Subject: Re: IPv6 Comment
To: None <>
From: Phil Nelson <>
List: current-users
Date: 09/01/2000 14:14:14
>NAT should be a deterministic mapping in the spatial dimension,
>with only long-term changes to that mapping.

You don't have enough port numbers for this in a many-to-one situation.
There must be a termporal component.  For TCP it works OK, for 
UDP it doesn't work.  TCP has a well defined start and stop.  UDP

>This is likewise a problem without any NAT at all.   If one is
>assigned addresses dynamically, and other parties don't have
>knowledge that a change has happened they cannot know that they
>should re-query the DNS.

Yes, another evil propigated due to a limited IPv4 address space.
If a machine doesn't change location, why should it change IP?
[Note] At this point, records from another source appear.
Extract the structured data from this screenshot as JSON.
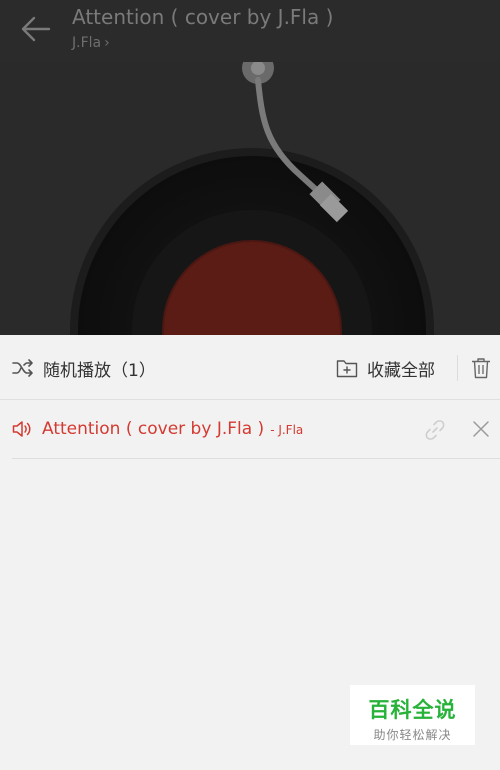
{
  "player": {
    "title": "Attention ( cover by J.Fla )",
    "artist": "J.Fla",
    "artist_chevron": "›",
    "back_icon": "arrow-left-icon"
  },
  "playlist": {
    "shuffle_label": "随机播放（1）",
    "collect_label": "收藏全部",
    "items": [
      {
        "title": "Attention ( cover by J.Fla )",
        "artist": "- J.Fla",
        "playing": true
      }
    ]
  },
  "watermark": {
    "main": "百科全说",
    "sub": "助你轻松解决"
  },
  "colors": {
    "accent": "#d33a31",
    "watermark_green": "#27b23a",
    "overlay": "#2a2a2a"
  }
}
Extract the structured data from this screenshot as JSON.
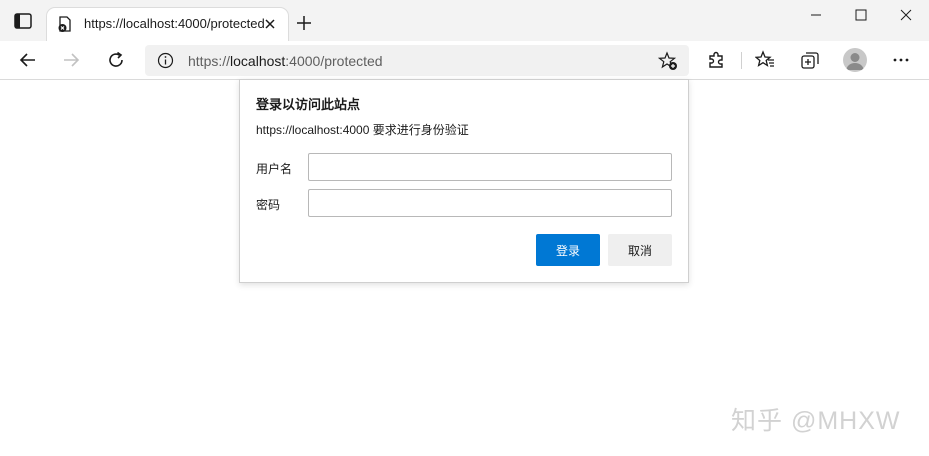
{
  "browser": {
    "tab": {
      "title": "https://localhost:4000/protected"
    },
    "address_bar": {
      "scheme": "https://",
      "host": "localhost",
      "rest": ":4000/protected"
    },
    "icons": {
      "tab_actions": "tab-actions-icon",
      "back": "back-arrow-icon",
      "forward": "forward-arrow-icon",
      "refresh": "refresh-icon",
      "site_info": "info-icon",
      "add_favorite": "add-favorite-star-icon",
      "extensions": "extensions-puzzle-icon",
      "favorites": "favorites-star-icon",
      "collections": "collections-icon",
      "profile": "profile-avatar-icon",
      "more": "more-dots-icon"
    }
  },
  "auth_dialog": {
    "title": "登录以访问此站点",
    "description": "https://localhost:4000 要求进行身份验证",
    "username_label": "用户名",
    "username_value": "",
    "password_label": "密码",
    "password_value": "",
    "login_button": "登录",
    "cancel_button": "取消",
    "primary_color": "#0078d4"
  },
  "watermark": "知乎 @MHXW"
}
Oh, and rpc2 just treats the new IP as a new host and things work
relatively well.  I have moved a coda client between several IP
without restarting coda and haven't had any problems.  I'm not
going to say that problems wouldn't come up, but under NAT I can't
get anything going.

>Yeah, if you have a PAT rule that compresses everything into one address.

If one doesn't have some sort of compression, why use NAT?  If one has the
same number of IP address comming out of NAT as is behind it, why have it???
The reason I'm actually using NAT is because each IP costs $10/month
above my basic 1 IP connection.  I can't afford on IP per machine.  Therefore,
I must have compression.

>Eh, why doesn't it respond to an embedded DNS name?

There are no embedded DNS names or IPs.  It gets all the IP information
from the original UDP packet.

>Can another protocol than rpc2 be substituted, or is there
>no real way to swap one data-carrying protocol for another?

The only possible "easy" way is to do rpc2 protocol over a tcp connection.
And the biggest reason to consider doing this is because of NAT.

Finally, the performance of coda would suffer greatly if it had to
add DNS queries in other than for initial contacts.

And consider this my last e-mail on this subject.  I consider NAT
evil and you are not likely to change my opinion.  Isn't there a
saying like "A man convinced against his will is of the same
opinion still."  I guess this goes both ways.  :)

Phil Nelson                       NetBSD:
e-mail:           Coda: